Breast Cancer Awareness Month 2015: 5 things you need to know
Wear your pink ribbon with pride – October is Breast Cancer Awareness month. But while most of us know someone who’s battled the disease, we could all use a refresh on the facts. From the unexpected signs to keeping optimistic after diagnosis, we’ve teamed up with Breast Cancer Care to bring you the essentials.
1 Breast cancer is the most common cancer in the UK
Around 55,000 people in the UK are diagnosed with breast cancer each year, and approximately one in eight women will develop breast cancer in their lifetime.
2 It’s not just about looking out for a lump
There are many signs and symptoms of breast cancer to be aware of, including a nipple becoming inverted, a change in the size or shape of the breast and dimpling of the skin. This guide from Breast Cancer Care will show you what to look out for. Remember, it’s about looking for a change, or anything that’s unusual for you.
3 There’s no ‘correct’ way to check your breasts
Do it in a way that’s comfortable for you, so that might be in the shower, when you get into bed or as you get dressed for the day. Try to get used to both looking at and feeling your breasts regularly – make sure you check under your armpit and all the way up to your collarbone, too.
4 The main risk factors aren’t in our control
Getting older, being female and, for some people (hello Angelina) having a significant family history are the three main risk factors for developing breast cancer. But lifestyle choices like eating a well-balanced diet, taking regular exercise and maintaining a healthy weight can all help reduce your risk of the disease.
5 More people survive breast cancer than ever before
Almost two-thirds of people (65 per cent) survive beyond 20 years.

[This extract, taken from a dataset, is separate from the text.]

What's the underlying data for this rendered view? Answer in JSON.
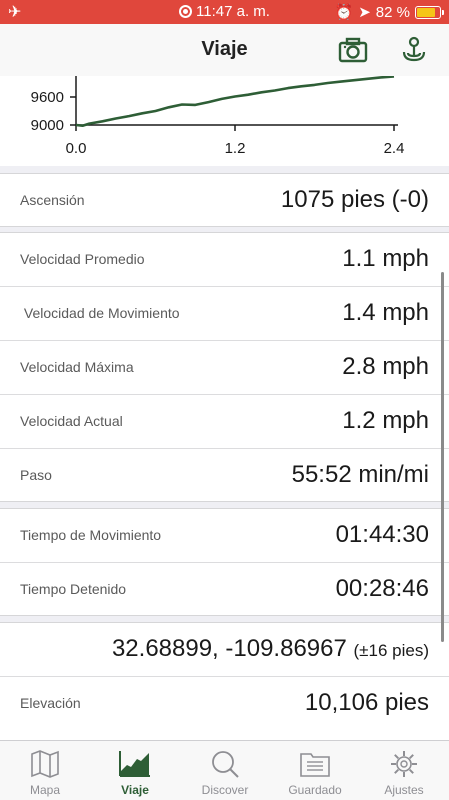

Early diagnosis is key to saving lives, so it’s vital to go to your GP straight away if you notice anything unusual.
If you have any worries, Breast Cancer Care’s nurses are on hand to offer support and information from day one – call them free on 0808 800 6000 or visit www.breastcancercare.org.uk for more info